Task item:
Find and copy each line of the data that includes "Windows".

(Saved entries)
——————————

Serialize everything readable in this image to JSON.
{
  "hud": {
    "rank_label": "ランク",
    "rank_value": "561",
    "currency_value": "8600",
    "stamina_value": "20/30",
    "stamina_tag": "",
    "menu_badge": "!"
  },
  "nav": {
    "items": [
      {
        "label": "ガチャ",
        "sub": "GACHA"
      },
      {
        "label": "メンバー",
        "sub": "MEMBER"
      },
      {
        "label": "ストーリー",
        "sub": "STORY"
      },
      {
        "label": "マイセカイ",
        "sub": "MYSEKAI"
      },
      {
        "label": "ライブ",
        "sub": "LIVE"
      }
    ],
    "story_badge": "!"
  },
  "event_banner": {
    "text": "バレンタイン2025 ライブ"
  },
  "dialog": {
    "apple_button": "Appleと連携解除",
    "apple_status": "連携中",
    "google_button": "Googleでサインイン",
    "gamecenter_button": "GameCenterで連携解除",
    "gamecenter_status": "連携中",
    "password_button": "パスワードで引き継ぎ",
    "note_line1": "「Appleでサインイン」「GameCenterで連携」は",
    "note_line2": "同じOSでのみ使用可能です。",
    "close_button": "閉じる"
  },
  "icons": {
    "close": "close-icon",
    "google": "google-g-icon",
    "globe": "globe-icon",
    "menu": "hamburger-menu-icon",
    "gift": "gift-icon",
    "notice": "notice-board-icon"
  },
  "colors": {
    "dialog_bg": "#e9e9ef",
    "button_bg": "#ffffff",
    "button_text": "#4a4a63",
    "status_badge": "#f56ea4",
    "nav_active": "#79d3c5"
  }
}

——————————

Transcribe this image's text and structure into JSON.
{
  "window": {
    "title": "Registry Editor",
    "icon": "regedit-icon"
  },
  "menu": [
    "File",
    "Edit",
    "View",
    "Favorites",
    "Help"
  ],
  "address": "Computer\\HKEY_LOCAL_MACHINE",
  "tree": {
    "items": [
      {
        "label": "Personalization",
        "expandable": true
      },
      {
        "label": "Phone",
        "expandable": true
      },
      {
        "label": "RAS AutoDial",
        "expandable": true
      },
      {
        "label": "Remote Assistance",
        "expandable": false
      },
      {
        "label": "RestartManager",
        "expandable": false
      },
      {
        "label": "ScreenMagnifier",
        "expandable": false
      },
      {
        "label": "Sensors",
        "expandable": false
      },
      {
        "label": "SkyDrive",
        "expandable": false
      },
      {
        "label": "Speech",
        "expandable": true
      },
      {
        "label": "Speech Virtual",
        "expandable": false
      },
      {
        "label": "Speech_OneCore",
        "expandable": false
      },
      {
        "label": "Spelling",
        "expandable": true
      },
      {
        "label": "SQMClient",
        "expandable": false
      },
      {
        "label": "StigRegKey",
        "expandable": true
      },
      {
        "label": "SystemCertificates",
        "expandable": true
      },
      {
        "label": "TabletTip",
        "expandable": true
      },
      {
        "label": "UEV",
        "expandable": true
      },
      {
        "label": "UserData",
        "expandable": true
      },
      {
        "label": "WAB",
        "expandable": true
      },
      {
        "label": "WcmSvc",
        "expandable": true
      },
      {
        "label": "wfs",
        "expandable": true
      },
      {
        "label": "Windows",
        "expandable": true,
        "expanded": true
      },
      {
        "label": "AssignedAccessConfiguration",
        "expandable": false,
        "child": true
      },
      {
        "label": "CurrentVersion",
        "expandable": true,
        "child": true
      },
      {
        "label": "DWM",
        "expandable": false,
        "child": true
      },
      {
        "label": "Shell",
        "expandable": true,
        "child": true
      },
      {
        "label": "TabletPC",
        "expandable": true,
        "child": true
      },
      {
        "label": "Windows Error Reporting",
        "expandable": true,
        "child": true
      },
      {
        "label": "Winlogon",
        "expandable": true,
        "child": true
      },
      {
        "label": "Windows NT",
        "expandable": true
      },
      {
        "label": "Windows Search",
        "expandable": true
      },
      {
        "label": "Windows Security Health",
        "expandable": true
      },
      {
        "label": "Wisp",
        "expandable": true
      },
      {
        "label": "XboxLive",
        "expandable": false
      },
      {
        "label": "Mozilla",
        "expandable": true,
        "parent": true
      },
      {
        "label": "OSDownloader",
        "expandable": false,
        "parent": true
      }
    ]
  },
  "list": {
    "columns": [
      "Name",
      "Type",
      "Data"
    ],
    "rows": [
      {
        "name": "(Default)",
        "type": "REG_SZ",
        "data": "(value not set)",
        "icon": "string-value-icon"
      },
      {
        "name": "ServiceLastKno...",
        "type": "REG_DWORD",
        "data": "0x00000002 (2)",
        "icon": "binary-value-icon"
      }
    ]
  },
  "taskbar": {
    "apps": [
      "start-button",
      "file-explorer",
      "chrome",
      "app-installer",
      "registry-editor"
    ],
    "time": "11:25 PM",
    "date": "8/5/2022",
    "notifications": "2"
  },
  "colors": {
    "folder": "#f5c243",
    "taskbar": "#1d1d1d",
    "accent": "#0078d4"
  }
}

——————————

Written answer:
        "label": "Windows",
        "label": "Windows Error Reporting",
        "label": "Windows NT",
        "label": "Windows Search",
        "label": "Windows Security Health",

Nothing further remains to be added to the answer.